In the first human clinical trial carried out on Ahiflower oil, researchers have confirmed that its consumption is safe and increases tissue long-chain n-3 fatty acid content to a greater extent than flaxseed oil.
Researchers from the University of Moncton, Canada, led by Dr Marc Surette, carried out a 28-day trial during which 40 healthy subjects aged from 18-65 were given 2tsps either Ahiflower oil or flaxseed oil daily.
Published in the Journal of Nutritional Science, the study found that Ahiflower oil boosted eicosapentaenoic acid (EPA) up to four times more than flaxseed oil. It also increased anti-inflammatory omega-6 dihomo-gamma linolenic acid (DGLA) in circulating cells, whereas overall DGLA declined among the subjects taking flaxseed oil.
The researchers wrote: “As the richest natural source of SDA [stearidonic acid], Ahiflower is the most effective non-genetically modified plant seed oil-based source of n-3 PUFA described to date. This is important because agriculturally-produced oils are renewable sources of dietary n-3 PUFA as opposed to fish oils, whose sustainability is questionable.
“Given the ability to enrich tissues in EPA and other long-chain n-3 PUFA following its consumption, Ahiflower oil represents an attractive alternative to current plant-sourced ALA-rich oils as a dietary source of n-3 PUFA.”
“Overall, no safety concerns were revealed following the consumption of 10ml per day of Ahiflower oil formulation for a period of four weeks,’ wrote the researchers.
Last year, Nature’s Crops International (NCI) was given the go-ahead from the EC to market its Ahiflower Oil, which is derived from the seeds of the Buglossoides arvensis, plant as a novel food ingredient.

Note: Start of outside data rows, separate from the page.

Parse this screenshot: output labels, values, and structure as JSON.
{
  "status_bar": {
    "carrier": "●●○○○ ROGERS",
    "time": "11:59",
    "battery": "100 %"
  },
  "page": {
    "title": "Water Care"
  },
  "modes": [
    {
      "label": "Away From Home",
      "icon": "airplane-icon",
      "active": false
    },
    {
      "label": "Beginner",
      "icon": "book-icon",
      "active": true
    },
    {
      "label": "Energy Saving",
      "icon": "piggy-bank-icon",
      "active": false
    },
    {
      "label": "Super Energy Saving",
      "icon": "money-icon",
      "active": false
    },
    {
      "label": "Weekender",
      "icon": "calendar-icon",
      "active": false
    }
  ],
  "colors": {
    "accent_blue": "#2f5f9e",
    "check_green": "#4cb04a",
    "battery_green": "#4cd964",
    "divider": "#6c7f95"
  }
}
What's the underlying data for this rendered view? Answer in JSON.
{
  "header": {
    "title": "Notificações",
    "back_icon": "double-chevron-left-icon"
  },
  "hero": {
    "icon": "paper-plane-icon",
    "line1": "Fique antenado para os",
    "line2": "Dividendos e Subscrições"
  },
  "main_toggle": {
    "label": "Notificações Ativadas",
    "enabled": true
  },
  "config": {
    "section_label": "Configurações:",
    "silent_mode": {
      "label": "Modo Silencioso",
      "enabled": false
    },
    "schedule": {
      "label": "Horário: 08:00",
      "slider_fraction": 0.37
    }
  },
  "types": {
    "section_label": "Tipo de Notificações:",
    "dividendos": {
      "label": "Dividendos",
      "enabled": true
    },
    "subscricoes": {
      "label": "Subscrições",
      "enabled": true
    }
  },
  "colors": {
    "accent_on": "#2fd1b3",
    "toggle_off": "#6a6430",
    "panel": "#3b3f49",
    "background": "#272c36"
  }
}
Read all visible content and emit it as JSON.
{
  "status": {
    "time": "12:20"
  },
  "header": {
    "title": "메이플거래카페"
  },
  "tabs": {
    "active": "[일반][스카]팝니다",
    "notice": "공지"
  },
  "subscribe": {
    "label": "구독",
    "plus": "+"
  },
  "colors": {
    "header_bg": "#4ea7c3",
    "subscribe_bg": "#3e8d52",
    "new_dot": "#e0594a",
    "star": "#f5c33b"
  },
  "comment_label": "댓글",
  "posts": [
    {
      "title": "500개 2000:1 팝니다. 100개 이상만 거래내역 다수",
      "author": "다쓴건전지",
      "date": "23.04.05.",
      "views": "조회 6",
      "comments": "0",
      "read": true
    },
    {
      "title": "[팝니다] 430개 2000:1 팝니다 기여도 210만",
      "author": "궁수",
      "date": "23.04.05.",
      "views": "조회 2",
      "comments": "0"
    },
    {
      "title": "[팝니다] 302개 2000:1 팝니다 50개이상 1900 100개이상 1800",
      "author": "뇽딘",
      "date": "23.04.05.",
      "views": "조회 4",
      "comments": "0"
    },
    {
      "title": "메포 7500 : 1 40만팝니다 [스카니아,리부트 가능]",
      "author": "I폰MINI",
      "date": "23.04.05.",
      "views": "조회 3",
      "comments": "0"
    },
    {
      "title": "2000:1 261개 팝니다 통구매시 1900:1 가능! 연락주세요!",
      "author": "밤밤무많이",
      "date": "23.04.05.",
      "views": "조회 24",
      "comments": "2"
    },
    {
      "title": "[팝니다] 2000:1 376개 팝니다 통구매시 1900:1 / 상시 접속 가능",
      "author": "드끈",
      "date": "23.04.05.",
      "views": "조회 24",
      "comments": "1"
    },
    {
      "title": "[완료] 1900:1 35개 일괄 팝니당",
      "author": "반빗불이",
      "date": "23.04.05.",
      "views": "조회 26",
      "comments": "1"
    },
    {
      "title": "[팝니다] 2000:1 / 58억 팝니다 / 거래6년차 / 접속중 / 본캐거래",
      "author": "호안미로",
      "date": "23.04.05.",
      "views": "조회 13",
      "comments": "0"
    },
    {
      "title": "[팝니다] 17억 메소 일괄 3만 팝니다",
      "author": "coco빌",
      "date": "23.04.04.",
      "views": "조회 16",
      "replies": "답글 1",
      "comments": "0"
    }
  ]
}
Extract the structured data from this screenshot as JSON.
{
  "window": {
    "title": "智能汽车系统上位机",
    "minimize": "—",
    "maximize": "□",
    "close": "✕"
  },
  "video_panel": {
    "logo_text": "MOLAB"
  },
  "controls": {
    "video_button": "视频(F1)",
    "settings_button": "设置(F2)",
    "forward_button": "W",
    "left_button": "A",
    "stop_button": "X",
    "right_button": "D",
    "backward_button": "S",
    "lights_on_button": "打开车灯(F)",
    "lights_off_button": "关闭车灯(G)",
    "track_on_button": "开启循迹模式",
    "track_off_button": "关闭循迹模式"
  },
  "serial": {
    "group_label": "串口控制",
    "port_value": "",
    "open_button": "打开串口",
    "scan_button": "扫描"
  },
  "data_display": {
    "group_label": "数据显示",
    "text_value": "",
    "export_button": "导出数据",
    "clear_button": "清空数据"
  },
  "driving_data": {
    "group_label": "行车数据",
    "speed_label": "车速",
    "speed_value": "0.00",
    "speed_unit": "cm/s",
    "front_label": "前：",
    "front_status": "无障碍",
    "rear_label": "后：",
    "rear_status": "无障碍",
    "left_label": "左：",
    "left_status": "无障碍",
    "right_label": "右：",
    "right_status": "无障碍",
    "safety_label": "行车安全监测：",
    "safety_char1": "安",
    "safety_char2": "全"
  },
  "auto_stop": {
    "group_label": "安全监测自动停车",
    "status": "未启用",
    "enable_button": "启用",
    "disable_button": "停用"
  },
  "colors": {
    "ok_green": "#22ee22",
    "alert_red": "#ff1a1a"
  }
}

Andrew Hebard, CEO of Natures Crops International, commented: “With the UK taking the lead in Ahiflower crop production and the first commercial dietary supplement product launches happening now in the US and EU, a peer-reviewed study explaining Ahiflower oil’s safety and benefits is very timely.”